This chapter introduces the concepts of contingent claims and contingent strategies. Both are tools for analyzing and valuing the effects of risky financial decisions, and both are used extensively in the rest of the book. Indeed, we later show how contingent claims can be used to value any financial instrument, including such apparently exotic instruments as put and call options and convertible securities. We also provide further examples of how contingent strategies can be used to improve payoffs from risky decision making, as well as how they can be interpreted as ways of valuing real options.

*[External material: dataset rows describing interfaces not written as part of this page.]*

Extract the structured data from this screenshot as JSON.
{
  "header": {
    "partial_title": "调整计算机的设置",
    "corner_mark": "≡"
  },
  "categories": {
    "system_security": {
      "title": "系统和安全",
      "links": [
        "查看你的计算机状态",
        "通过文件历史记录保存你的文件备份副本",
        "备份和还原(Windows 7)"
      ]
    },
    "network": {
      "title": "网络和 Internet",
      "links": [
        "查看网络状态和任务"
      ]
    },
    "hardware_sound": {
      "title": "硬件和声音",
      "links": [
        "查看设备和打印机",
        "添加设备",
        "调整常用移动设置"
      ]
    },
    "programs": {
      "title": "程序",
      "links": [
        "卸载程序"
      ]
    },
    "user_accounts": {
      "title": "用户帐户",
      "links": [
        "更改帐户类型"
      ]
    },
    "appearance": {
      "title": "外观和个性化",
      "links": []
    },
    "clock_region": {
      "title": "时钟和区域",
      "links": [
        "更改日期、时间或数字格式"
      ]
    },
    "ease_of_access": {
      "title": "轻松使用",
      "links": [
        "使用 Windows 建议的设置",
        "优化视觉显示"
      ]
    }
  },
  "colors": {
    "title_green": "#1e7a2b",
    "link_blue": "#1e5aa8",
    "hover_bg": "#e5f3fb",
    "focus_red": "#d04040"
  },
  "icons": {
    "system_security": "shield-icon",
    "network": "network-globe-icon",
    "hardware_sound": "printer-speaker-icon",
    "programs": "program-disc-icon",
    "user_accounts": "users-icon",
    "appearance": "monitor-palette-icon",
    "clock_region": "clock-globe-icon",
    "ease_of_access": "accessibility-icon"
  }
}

We begin by explaining the notion of states of the world, a way of classifying risky outcomes whose value can then be represented using contingent claims. After providing examples of valuation using contingent claims, we introduce the concept of incomplete markets, and consider its importance for explaining real-world financial arrangements. We then examine some financial instruments and arrangements that can be used to trade or to manage risks. We also show how contingent claims analysis provides an alternative way to establish the Modigliani-Miller theorem about capital structure explained in Chapter 5. Finally, we discuss using contingent strategies: how decisions can differ in different states of the world, and how payoffs may be improved by making decisions that are contingent on the currently prevailing state of the world.